Alan dela Rama was responsible for the graphic and video designs on the huge LED walls which serve as scenic backdrops for the play. We were brought inside the opulent living room of Kapitan Tiago's house with the grand chandelier and into the gardens outside bedecked with bright pink bougainvillea blooms.
During the scenes of the picnic, the sky turned from the orange of sunrise to bright blue of midday. The struggle with the crocodile was depicted by video. The interior of Maria Clara's room was represented with capiz windows. We see Padre Damaso in anguish in darkened cloisters with a giant crucifix hanging behind him. The effect of the final conflagration was also achieved on these walls.
The rich music and libretto of this opera had already endured more than 60 years, and we can certainly hear why. Given the proper attitude and guidance, the younger generations can still very much connect with the story. Given the tweaks of modern technology, the show can still appeal to all ages with a current sense of cultural aesthetics.
It was very heartening to see and hear a very deep pool of young talent when it comes to classical singing. Watching this show, I can foresee a very brilliant future for opera singing in our country.

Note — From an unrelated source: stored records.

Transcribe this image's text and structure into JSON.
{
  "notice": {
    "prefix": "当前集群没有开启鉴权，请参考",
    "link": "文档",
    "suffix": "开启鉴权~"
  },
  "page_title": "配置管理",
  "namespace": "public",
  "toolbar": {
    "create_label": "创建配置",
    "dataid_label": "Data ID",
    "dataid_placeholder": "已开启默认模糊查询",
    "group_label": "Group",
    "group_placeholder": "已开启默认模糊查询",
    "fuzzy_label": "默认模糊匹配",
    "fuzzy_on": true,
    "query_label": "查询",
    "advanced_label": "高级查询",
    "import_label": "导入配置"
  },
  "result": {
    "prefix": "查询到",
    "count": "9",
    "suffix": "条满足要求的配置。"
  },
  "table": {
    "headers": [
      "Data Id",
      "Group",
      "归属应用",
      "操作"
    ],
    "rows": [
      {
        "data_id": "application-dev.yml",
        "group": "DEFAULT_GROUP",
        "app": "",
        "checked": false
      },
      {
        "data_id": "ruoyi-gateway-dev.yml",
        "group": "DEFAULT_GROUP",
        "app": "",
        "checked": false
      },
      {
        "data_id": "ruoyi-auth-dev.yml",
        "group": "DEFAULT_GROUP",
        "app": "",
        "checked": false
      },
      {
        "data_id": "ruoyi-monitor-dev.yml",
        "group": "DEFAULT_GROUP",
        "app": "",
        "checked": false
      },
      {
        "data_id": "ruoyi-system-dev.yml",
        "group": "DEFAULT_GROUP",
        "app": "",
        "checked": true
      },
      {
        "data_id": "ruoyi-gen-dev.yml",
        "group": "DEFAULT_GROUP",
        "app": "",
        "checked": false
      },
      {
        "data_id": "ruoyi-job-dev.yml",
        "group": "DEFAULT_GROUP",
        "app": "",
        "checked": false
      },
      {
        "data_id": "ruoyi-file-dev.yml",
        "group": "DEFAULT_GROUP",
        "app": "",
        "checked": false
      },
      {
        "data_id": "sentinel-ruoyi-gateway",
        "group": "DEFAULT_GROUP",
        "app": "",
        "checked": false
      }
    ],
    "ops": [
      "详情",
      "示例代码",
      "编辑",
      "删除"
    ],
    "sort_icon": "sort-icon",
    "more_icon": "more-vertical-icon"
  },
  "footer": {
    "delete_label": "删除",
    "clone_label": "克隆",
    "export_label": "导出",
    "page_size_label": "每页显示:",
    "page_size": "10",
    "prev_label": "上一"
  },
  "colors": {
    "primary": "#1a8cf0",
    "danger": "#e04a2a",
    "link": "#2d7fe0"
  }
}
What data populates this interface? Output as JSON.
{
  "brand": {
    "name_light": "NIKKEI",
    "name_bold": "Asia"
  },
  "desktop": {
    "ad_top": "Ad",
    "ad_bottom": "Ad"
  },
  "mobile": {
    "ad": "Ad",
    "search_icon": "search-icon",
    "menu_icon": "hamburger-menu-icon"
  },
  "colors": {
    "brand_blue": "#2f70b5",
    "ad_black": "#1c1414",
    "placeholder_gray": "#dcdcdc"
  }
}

"Noli Me Tangere, the Opera" runs at the Tanghalang Nicolas Aberlardo of the Cultural Center of the Philippines until March 10 only.
This review was originally published in the author's blog, "Fred Said."